# Assigned task
From the first line to the last, restate every record word for word, leaving out the pictures.

# Given data

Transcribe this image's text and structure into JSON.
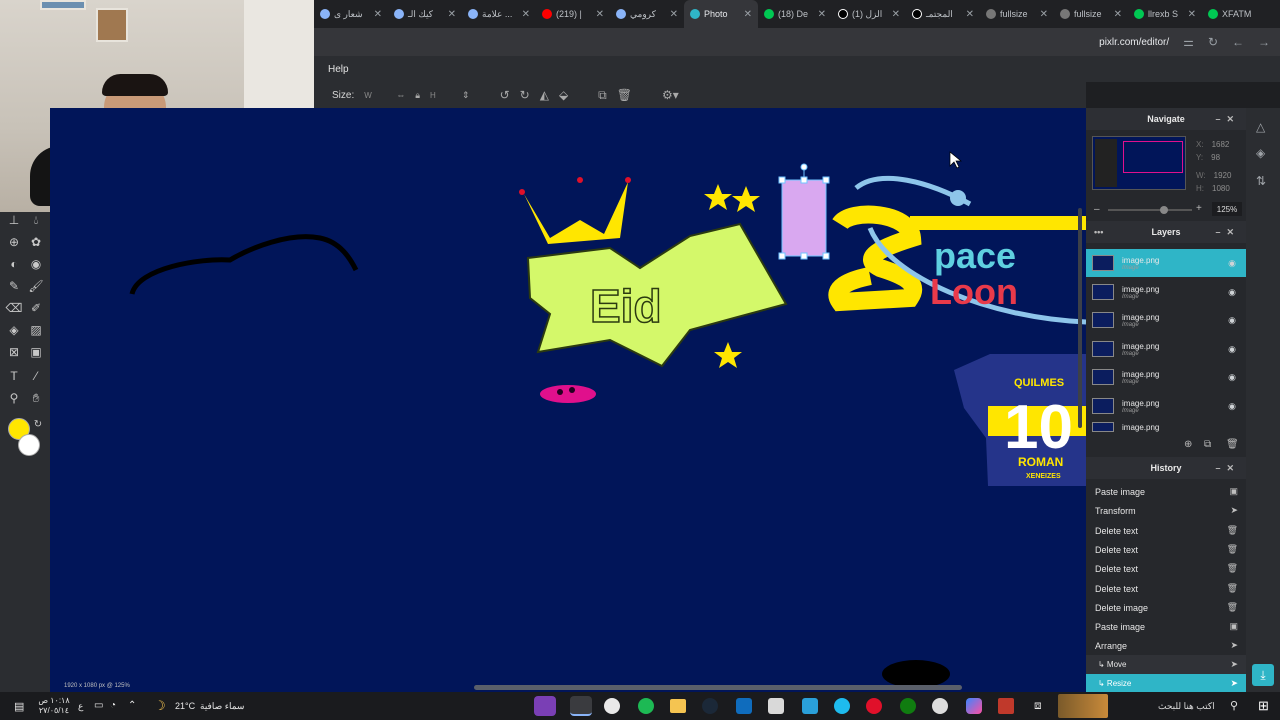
{
  "browser": {
    "tabs": [
      {
        "label": "شعار ی"
      },
      {
        "label": "كيك الـ"
      },
      {
        "label": "علامة ..."
      },
      {
        "label": "(219) |"
      },
      {
        "label": "كرومي"
      },
      {
        "label": "Photo"
      },
      {
        "label": "(18) De"
      },
      {
        "label": "(1) الزل"
      },
      {
        "label": "المجتمـ"
      },
      {
        "label": "fullsize"
      },
      {
        "label": "fullsize"
      },
      {
        "label": "llrexb S"
      },
      {
        "label": "XFATM"
      }
    ],
    "url": "pixlr.com/editor/"
  },
  "menu": {
    "help": "Help"
  },
  "options": {
    "size_label": "Size:",
    "width_placeholder": "W",
    "height_placeholder": "H"
  },
  "canvas": {
    "background": "#011559",
    "jersey_team": "QUILMES",
    "jersey_number": "10",
    "jersey_name": "ROMAN",
    "jersey_sub": "XENEIZES",
    "space_text": "pace",
    "loon_text": "Loon",
    "eid_text": "Eid"
  },
  "status": {
    "info": "1920 x 1080 px @ 125%"
  },
  "navigate": {
    "title": "Navigate",
    "x_label": "X:",
    "x_value": "1682",
    "y_label": "Y:",
    "y_value": "98",
    "w_label": "W:",
    "w_value": "1920",
    "h_label": "H:",
    "h_value": "1080",
    "zoom": "125%"
  },
  "layers": {
    "title": "Layers",
    "items": [
      {
        "name": "image.png",
        "type": "Image"
      },
      {
        "name": "image.png",
        "type": "Image"
      },
      {
        "name": "image.png",
        "type": "Image"
      },
      {
        "name": "image.png",
        "type": "Image"
      },
      {
        "name": "image.png",
        "type": "Image"
      },
      {
        "name": "image.png",
        "type": "Image"
      },
      {
        "name": "image.png",
        "type": ""
      }
    ]
  },
  "history": {
    "title": "History",
    "items": [
      {
        "label": "Paste image"
      },
      {
        "label": "Transform"
      },
      {
        "label": "Delete text"
      },
      {
        "label": "Delete text"
      },
      {
        "label": "Delete text"
      },
      {
        "label": "Delete text"
      },
      {
        "label": "Delete image"
      },
      {
        "label": "Paste image"
      },
      {
        "label": "Arrange"
      },
      {
        "label": "↳ Move"
      },
      {
        "label": "↳ Resize"
      }
    ]
  },
  "taskbar": {
    "search": "اكتب هنا للبحث",
    "weather_temp": "21°C",
    "weather_text": "سماء صافية",
    "time": "١٠:١٨ ص",
    "date": "٢٧/٠٥/١٤",
    "lang": "ع"
  },
  "colors": {
    "accent": "#2fb5c7",
    "foreground": "#ffe600",
    "background": "#ffffff"
  }
}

# Result
Transcribe this image's text and structure into JSON.
{
  "browser": {
    "tabs": [
      {
        "label": "شعار ی"
      },
      {
        "label": "كيك الـ"
      },
      {
        "label": "علامة ..."
      },
      {
        "label": "(219) |"
      },
      {
        "label": "كرومي"
      },
      {
        "label": "Photo"
      },
      {
        "label": "(18) De"
      },
      {
        "label": "(1) الزل"
      },
      {
        "label": "المجتمـ"
      },
      {
        "label": "fullsize"
      },
      {
        "label": "fullsize"
      },
      {
        "label": "llrexb S"
      },
      {
        "label": "XFATM"
      }
    ],
    "url": "pixlr.com/editor/"
  },
  "menu": {
    "help": "Help"
  },
  "options": {
    "size_label": "Size:",
    "width_placeholder": "W",
    "height_placeholder": "H"
  },
  "canvas": {
    "background": "#011559",
    "jersey_team": "QUILMES",
    "jersey_number": "10",
    "jersey_name": "ROMAN",
    "jersey_sub": "XENEIZES",
    "space_text": "pace",
    "loon_text": "Loon",
    "eid_text": "Eid"
  },
  "status": {
    "info": "1920 x 1080 px @ 125%"
  },
  "navigate": {
    "title": "Navigate",
    "x_label": "X:",
    "x_value": "1682",
    "y_label": "Y:",
    "y_value": "98",
    "w_label": "W:",
    "w_value": "1920",
    "h_label": "H:",
    "h_value": "1080",
    "zoom": "125%"
  },
  "layers": {
    "title": "Layers",
    "items": [
      {
        "name": "image.png",
        "type": "Image"
      },
      {
        "name": "image.png",
        "type": "Image"
      },
      {
        "name": "image.png",
        "type": "Image"
      },
      {
        "name": "image.png",
        "type": "Image"
      },
      {
        "name": "image.png",
        "type": "Image"
      },
      {
        "name": "image.png",
        "type": "Image"
      },
      {
        "name": "image.png",
        "type": ""
      }
    ]
  },
  "history": {
    "title": "History",
    "items": [
      {
        "label": "Paste image"
      },
      {
        "label": "Transform"
      },
      {
        "label": "Delete text"
      },
      {
        "label": "Delete text"
      },
      {
        "label": "Delete text"
      },
      {
        "label": "Delete text"
      },
      {
        "label": "Delete image"
      },
      {
        "label": "Paste image"
      },
      {
        "label": "Arrange"
      },
      {
        "label": "↳ Move"
      },
      {
        "label": "↳ Resize"
      }
    ]
  },
  "taskbar": {
    "search": "اكتب هنا للبحث",
    "weather_temp": "21°C",
    "weather_text": "سماء صافية",
    "time": "١٠:١٨ ص",
    "date": "٢٧/٠٥/١٤",
    "lang": "ع"
  },
  "colors": {
    "accent": "#2fb5c7",
    "foreground": "#ffe600",
    "background": "#ffffff"
  }
}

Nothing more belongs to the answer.